Increase benefits or face defections - Shabbir
Shabbir Ahmed, the former Pakistan bowler who now plays for the ICL, has said that if the Pakistan board did not increase financial benefits for domestic cricketers it would have to face more defections to the unauthorised Twenty20 league which offered good money to players.
However, Shabbir, who plays for the ICL's Chennai Superstars, was hopeful that the new PCB regime, which included several former Test players, would change the situation where ICL players were banned from playing any form of representative cricket in and for Pakistan. Javed Miandad, the former Pakistan captain and current director-general of the PCB, had earlier said there was immense pressure on the board to bring ICL players back into the fold.
"All the previous heads of the board were clueless," Shabbir was quoted as saying in the Pakistan daily Nation. "It is good now they have brought a former Test player [Ijaz Butt, the PCB chairman] and other cricketers into the board.
"Sooner or later the authorities will have to recognise the ICL as it is big cricket and it is offering big money. Livelihood of many cricketers is now linked to the ICL. How long can they continue to ignore it?"
Shabbir accused former PCB chairman Nasim Ashraf of having a personal agenda against the ICL players. "At times it seemed as if Ashraf had some sort of personal agenda against the ICL and some interest in the Indian Premier League and allowing players to sign contracts with it," Shabbir said.
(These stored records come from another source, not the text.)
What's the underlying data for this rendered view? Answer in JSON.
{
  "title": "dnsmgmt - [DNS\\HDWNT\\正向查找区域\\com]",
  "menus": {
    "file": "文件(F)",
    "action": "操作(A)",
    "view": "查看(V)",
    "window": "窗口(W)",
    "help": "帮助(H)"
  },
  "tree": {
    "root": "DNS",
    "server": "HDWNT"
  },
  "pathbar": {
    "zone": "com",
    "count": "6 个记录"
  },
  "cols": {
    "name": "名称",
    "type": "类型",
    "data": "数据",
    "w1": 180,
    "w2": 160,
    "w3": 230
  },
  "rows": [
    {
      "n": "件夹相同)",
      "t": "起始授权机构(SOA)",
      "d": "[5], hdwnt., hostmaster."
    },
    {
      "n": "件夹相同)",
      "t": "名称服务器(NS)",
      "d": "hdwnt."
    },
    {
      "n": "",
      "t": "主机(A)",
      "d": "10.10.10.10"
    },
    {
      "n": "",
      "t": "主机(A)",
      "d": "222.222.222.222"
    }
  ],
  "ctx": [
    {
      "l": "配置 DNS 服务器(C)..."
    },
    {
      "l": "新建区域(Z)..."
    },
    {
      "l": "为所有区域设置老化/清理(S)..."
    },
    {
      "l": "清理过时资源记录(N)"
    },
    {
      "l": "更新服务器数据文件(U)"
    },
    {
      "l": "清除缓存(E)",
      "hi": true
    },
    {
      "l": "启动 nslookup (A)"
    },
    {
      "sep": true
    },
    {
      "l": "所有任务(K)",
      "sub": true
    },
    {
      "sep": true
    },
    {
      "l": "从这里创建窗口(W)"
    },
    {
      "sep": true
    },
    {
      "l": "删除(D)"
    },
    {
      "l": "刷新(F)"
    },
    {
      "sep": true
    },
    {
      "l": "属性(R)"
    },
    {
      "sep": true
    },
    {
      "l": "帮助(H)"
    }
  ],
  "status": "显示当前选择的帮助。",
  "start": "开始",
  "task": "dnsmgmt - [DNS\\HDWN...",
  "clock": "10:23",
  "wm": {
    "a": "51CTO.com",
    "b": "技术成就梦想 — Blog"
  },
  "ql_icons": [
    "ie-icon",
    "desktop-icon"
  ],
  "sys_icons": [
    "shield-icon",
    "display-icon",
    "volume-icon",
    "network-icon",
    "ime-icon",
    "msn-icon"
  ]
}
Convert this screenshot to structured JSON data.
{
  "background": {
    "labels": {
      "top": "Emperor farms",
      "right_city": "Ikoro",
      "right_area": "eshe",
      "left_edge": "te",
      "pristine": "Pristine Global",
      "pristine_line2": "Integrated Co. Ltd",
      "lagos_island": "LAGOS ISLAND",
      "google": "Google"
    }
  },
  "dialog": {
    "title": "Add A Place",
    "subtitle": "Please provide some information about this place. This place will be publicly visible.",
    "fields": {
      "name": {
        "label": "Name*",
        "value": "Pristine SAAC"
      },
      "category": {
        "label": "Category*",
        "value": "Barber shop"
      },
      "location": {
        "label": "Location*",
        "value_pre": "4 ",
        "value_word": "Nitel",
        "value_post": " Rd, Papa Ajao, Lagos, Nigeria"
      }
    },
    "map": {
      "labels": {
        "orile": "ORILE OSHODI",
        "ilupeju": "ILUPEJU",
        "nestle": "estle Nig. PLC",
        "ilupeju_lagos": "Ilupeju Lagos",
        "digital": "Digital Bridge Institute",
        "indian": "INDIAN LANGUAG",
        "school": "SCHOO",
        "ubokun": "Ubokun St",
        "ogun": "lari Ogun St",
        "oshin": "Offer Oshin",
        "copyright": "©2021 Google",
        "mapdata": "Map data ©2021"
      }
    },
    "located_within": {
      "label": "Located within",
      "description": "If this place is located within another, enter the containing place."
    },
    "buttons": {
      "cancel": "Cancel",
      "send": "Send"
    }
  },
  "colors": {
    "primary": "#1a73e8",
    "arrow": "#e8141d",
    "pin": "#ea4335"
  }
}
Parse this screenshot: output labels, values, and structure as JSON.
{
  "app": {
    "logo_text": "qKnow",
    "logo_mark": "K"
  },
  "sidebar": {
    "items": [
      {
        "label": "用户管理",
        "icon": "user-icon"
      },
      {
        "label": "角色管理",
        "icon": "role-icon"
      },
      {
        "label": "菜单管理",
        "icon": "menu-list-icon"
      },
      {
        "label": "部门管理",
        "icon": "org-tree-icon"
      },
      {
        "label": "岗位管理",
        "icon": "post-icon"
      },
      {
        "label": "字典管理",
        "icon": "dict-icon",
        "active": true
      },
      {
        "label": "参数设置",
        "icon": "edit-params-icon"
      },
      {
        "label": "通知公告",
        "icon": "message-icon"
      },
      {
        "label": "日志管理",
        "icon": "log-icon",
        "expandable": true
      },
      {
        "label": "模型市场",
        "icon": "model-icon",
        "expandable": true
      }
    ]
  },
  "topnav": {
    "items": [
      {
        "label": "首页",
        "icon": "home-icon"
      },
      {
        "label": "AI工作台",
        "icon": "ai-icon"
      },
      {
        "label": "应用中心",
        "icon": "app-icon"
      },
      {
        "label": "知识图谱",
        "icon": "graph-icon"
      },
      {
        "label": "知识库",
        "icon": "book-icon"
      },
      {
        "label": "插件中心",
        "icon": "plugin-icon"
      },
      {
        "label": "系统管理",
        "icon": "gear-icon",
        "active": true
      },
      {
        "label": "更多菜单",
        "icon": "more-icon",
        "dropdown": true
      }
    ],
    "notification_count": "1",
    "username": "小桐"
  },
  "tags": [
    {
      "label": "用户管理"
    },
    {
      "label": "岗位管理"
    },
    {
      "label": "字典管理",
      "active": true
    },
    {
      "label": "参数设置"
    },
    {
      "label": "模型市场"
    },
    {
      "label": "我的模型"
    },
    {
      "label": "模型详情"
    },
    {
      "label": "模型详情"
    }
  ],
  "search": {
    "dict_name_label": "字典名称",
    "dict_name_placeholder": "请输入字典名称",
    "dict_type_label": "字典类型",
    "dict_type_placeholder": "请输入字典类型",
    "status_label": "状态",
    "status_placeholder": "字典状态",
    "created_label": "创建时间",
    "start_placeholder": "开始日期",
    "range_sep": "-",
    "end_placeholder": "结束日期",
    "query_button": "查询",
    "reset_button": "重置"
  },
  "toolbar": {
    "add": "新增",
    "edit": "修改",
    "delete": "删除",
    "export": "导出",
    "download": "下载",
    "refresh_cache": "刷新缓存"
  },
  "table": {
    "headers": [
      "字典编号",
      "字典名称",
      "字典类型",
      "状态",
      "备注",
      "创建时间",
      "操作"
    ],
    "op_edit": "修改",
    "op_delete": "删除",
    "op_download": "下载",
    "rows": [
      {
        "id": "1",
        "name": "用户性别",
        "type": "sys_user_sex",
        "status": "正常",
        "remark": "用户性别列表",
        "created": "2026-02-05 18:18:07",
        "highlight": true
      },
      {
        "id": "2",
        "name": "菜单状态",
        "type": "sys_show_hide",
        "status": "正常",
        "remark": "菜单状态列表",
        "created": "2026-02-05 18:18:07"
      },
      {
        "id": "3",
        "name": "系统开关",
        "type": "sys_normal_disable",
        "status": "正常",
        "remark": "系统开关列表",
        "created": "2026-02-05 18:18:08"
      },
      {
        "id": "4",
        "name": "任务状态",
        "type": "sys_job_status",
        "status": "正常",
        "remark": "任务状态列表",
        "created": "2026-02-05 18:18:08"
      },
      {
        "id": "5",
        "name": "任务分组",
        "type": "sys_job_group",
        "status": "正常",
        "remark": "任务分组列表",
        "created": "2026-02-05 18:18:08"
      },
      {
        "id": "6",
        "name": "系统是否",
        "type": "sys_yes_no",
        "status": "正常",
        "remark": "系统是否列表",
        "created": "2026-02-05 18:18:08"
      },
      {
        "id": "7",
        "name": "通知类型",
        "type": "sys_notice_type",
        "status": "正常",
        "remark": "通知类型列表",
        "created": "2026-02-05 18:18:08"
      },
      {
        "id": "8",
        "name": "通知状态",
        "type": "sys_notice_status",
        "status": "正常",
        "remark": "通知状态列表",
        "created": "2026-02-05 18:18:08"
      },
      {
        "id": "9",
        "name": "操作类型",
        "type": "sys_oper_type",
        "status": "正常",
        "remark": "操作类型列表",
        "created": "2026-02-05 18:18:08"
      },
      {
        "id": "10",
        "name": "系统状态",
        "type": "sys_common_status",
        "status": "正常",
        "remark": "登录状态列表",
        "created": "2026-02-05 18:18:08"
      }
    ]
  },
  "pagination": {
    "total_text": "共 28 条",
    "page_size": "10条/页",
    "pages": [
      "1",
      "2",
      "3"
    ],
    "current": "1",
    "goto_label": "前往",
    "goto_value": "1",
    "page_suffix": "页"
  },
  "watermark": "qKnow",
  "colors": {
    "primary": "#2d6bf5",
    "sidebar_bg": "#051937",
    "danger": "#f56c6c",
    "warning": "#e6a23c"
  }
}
Earlier this year Shoaib Akhtar alleged that the PCB's ban imposed him on grounds on indiscipline was punishment in return for refusing to give Ashraf a share of his salary from the IPL. Shoaib also alleged that Ashraf had tried to extort money from other Pakistani cricketers as well. He apologised and took back his comments after Ashraf filed a defamation suit against him.
Shabbir said several former players who criticised the decision of those who joined the ICL had played in Kerry Packer's World Series Cricket despite opposition from other cricket boards. "They did because they were getting good money. We have also gone to the ICL to safeguard our future."